A defeat in elections is always disheartening. But it’s no excuse to withdraw into a shell or come across as running away from responsibility.
Having promised the people a government at the Centre, the Congress failed to deliver even a robust Opposition in the 16th Lok Sabha. That’s reason enough for the party that ruled India for most parts of its formative years to be back on its feet. For time and tide wait for none!
But the signals aren’t encouraging. Amid sniper fire between Rahul Gandhi’s advisors and their critics has come the appointment of Karnataka MP Mallikarjun Kharge as the Congress’ leader in the Lok Sabha.
One can argue that Kharge isn’t a greenhorn parliamentarian. He’s a second-time MP who won nine elections on the trot to the Karnataka assembly, serving as the state’s home minister besides being a consistent claimant to the chief minister’s office.

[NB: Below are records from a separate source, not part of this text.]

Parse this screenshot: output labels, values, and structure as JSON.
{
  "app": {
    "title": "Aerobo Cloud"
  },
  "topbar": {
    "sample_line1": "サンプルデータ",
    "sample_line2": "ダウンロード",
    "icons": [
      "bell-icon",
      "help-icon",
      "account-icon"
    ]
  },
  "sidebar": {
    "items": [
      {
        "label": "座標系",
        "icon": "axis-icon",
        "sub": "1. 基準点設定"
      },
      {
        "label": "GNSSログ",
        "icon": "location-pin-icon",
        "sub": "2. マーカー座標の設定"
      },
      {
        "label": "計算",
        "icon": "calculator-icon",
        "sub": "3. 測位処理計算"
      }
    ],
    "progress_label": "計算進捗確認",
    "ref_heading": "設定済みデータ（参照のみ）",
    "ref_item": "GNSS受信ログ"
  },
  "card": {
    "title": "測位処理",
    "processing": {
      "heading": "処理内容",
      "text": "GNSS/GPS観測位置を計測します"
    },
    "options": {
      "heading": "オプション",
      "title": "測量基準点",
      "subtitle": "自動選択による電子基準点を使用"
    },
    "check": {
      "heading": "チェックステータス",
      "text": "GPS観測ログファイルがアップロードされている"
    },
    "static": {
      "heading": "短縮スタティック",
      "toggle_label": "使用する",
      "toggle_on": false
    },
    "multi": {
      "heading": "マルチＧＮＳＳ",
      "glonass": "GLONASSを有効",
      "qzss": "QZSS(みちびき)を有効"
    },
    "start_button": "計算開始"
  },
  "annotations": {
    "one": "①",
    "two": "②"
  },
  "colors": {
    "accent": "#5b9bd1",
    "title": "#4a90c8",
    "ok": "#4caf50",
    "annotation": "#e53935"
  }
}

The political reasoning behind projecting a leader from the south as the party’s face in Parliament is as much valid. Of the four southern states, the Congress has governments in Kerala and Karnataka that together returned 17 of the 44 members it has in the new House.
But in some ways the decision lays bare the Congress high command’s tendency to play safe at a time it should be willing to experiment. Kharge’s elevation hasn’t enthused cadres. They aren’t sure the party’s would be a formidable voice, given its small numbers in the Lower House.
Kharge may well prove sceptics wrong by emulating the late CM Stephen who so deftly held the job after the 1977 polls. The Congress’ post-Emergency rout by the fledgling Janata Party had even Indira and Sanjay Gandhi lose their seats.
Under greater scrutiny than Kharge, however, will be Rahul Gandhi, his party boss who has again come to be seen as a reluctant leader. In perceptional terms, the image could cost him and the Congress the people’s goodwill they need to bounce back.
Rahul indeed has his task cut out outside Parliament to rebuild the Congress organisation in states it once ruled but has since been decimated by the BJP. That brings one to the selection of the septuagenarian Kharge’s deputy in the Lok Sabha.
A younger face — the Congress has a couple of them, including Jyotiraditya Scindia and Shashi Tharoor — could provide the requisite connect between the party in the legislature and on the streets. What the Congress needs today is an ably assisted latter day CM Stephen in Parliament and a Sanjay reincarnate leading the party crowds on the ground.
Difficult no doubt—but doable. That should help as much the BJP in power. As the 19th century British politician-essayist Benjamin Disraeli wrote: “No government can be long secure without a formidable Opposition.”